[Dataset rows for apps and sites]

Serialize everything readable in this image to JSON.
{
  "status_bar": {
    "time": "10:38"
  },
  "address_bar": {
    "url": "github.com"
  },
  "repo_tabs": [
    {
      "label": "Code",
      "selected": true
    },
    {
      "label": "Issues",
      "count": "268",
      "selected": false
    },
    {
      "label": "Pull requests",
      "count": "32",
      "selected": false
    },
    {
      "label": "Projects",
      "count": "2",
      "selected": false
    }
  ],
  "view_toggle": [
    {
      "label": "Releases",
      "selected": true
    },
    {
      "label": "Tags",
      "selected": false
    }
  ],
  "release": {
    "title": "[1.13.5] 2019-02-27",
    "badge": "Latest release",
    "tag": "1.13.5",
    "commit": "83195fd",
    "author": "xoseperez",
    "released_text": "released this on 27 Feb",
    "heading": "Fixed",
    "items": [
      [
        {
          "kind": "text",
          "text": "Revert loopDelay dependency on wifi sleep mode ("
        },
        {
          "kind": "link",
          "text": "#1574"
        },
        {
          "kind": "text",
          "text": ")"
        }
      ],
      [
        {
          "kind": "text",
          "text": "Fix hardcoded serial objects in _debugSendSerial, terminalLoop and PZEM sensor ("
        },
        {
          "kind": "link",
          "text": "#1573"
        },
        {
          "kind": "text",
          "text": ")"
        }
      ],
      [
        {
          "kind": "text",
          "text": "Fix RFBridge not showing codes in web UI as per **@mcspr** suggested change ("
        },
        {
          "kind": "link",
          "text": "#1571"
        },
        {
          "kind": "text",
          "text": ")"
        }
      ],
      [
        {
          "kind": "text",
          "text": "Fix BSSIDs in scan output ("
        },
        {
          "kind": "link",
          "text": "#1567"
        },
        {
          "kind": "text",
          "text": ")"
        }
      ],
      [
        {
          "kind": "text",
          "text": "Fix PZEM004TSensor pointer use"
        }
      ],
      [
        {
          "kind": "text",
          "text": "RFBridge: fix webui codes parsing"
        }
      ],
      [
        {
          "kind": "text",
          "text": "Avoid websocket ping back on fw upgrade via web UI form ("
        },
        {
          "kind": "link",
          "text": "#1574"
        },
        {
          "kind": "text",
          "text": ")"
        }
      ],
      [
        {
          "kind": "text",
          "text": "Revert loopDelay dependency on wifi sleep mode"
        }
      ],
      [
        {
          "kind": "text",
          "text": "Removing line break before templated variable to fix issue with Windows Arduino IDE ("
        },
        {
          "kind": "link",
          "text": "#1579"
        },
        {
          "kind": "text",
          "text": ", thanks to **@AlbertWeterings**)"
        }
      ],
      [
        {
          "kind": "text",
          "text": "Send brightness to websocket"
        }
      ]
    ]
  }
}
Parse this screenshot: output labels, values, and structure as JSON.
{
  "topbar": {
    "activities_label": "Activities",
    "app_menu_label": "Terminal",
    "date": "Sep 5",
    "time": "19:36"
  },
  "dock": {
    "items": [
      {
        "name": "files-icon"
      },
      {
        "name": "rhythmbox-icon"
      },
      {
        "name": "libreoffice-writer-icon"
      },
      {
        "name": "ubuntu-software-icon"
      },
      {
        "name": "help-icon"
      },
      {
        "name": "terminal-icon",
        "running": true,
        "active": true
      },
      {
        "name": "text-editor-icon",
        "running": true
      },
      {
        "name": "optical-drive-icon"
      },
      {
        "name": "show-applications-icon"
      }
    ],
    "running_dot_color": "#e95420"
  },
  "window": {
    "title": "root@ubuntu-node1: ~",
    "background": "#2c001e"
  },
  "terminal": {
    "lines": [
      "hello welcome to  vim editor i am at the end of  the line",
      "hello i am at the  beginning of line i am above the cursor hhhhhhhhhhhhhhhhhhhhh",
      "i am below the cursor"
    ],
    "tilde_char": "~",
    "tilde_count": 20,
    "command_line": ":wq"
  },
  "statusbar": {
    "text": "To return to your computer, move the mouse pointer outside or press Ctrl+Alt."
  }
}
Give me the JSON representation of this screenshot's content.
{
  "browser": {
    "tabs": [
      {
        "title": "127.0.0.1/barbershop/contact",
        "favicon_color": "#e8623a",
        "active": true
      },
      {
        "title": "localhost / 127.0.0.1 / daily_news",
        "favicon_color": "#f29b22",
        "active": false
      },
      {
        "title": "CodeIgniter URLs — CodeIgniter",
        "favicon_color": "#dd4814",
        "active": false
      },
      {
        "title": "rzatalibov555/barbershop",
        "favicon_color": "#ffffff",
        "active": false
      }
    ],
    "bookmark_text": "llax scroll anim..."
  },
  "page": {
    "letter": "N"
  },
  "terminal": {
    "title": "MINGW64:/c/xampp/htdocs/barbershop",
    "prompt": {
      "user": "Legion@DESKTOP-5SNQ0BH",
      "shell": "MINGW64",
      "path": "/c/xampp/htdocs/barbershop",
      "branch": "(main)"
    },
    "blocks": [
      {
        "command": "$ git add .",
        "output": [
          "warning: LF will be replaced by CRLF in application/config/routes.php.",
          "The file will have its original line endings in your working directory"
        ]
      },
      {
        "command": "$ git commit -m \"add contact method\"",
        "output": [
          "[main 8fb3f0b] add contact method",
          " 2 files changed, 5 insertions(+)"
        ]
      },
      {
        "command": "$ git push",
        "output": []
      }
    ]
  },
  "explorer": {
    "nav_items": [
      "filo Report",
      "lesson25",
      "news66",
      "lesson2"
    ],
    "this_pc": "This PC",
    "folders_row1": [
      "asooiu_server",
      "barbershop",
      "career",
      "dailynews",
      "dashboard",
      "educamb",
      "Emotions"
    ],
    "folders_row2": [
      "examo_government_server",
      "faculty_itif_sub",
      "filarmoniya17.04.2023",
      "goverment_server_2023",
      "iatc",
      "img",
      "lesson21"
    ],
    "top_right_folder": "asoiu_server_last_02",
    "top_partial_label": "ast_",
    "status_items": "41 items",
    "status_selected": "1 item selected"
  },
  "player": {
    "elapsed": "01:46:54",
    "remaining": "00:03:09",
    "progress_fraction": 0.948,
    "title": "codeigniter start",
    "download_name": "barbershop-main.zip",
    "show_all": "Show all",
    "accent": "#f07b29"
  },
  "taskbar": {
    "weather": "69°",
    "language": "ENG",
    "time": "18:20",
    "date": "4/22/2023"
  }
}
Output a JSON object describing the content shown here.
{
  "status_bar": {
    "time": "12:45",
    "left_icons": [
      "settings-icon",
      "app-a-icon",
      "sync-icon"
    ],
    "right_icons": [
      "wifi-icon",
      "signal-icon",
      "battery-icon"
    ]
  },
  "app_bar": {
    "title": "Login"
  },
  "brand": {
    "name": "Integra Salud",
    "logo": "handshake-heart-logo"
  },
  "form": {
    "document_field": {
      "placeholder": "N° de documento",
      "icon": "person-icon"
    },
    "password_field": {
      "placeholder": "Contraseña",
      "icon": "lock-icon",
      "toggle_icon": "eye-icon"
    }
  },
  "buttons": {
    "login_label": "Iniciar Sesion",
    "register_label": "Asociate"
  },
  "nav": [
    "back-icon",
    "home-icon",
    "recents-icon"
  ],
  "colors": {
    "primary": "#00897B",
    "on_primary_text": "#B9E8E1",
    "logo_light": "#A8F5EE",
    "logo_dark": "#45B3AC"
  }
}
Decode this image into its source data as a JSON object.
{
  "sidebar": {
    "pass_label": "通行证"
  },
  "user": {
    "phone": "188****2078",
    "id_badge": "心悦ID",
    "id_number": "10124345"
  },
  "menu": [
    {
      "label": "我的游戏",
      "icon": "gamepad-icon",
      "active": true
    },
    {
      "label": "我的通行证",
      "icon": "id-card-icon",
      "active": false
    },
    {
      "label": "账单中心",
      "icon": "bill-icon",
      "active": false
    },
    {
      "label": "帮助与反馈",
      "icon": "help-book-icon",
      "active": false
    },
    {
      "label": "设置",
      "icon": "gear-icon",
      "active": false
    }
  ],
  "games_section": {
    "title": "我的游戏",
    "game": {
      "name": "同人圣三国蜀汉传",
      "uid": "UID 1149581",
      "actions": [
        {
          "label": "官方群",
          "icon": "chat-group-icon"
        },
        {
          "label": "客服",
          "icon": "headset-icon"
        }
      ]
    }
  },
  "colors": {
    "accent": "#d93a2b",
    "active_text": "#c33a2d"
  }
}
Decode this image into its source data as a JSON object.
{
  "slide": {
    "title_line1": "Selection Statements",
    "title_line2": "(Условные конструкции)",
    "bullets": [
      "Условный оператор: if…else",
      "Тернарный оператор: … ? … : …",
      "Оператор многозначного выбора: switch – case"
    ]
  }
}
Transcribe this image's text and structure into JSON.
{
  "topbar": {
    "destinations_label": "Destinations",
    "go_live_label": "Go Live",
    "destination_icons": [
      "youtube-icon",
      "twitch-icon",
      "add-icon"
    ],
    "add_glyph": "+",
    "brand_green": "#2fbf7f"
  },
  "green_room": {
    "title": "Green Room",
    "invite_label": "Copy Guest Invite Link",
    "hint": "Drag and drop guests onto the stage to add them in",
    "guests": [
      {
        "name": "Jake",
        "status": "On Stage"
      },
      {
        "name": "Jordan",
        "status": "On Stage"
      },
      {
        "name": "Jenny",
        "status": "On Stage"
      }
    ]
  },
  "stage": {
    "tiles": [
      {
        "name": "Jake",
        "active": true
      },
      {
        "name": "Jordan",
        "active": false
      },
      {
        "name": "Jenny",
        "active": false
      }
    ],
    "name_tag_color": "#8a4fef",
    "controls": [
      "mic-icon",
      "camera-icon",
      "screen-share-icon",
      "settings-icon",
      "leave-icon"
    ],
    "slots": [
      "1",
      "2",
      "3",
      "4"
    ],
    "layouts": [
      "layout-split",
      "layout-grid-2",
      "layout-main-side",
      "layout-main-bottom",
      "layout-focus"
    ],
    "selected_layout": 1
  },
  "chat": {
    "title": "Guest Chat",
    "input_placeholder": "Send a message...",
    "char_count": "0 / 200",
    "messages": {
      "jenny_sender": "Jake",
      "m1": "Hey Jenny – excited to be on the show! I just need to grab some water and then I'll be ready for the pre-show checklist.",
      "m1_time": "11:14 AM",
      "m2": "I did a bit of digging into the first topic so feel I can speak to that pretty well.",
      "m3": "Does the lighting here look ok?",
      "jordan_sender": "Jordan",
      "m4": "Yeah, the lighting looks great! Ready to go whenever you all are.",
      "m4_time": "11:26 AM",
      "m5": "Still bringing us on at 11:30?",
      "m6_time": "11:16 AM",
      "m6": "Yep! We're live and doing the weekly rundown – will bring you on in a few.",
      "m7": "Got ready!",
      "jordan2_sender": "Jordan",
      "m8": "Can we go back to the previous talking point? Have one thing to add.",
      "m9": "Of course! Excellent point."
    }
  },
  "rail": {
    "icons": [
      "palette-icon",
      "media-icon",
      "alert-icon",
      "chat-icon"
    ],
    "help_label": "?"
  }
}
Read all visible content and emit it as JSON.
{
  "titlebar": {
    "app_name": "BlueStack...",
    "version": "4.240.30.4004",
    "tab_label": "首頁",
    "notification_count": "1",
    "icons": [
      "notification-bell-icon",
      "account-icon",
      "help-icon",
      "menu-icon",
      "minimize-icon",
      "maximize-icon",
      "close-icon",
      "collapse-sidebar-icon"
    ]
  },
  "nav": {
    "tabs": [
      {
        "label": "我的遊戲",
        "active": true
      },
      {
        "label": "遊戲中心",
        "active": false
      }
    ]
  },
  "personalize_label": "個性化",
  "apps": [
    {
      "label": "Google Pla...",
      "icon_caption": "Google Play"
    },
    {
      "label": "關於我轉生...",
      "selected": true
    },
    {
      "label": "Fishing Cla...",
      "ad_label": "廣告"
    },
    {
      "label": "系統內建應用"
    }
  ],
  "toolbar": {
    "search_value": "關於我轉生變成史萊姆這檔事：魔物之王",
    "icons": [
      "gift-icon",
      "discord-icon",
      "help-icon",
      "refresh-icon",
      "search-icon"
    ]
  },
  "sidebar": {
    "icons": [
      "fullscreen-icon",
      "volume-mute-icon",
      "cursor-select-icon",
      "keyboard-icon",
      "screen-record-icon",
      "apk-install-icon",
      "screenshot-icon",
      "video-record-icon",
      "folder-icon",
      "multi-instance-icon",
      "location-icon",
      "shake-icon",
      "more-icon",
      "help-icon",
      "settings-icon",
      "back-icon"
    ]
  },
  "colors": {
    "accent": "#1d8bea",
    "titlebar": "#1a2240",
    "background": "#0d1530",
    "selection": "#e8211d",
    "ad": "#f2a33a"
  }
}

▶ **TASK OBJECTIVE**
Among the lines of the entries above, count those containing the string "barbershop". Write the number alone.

▶ **RESPONSE TO THE EXERCISE**
6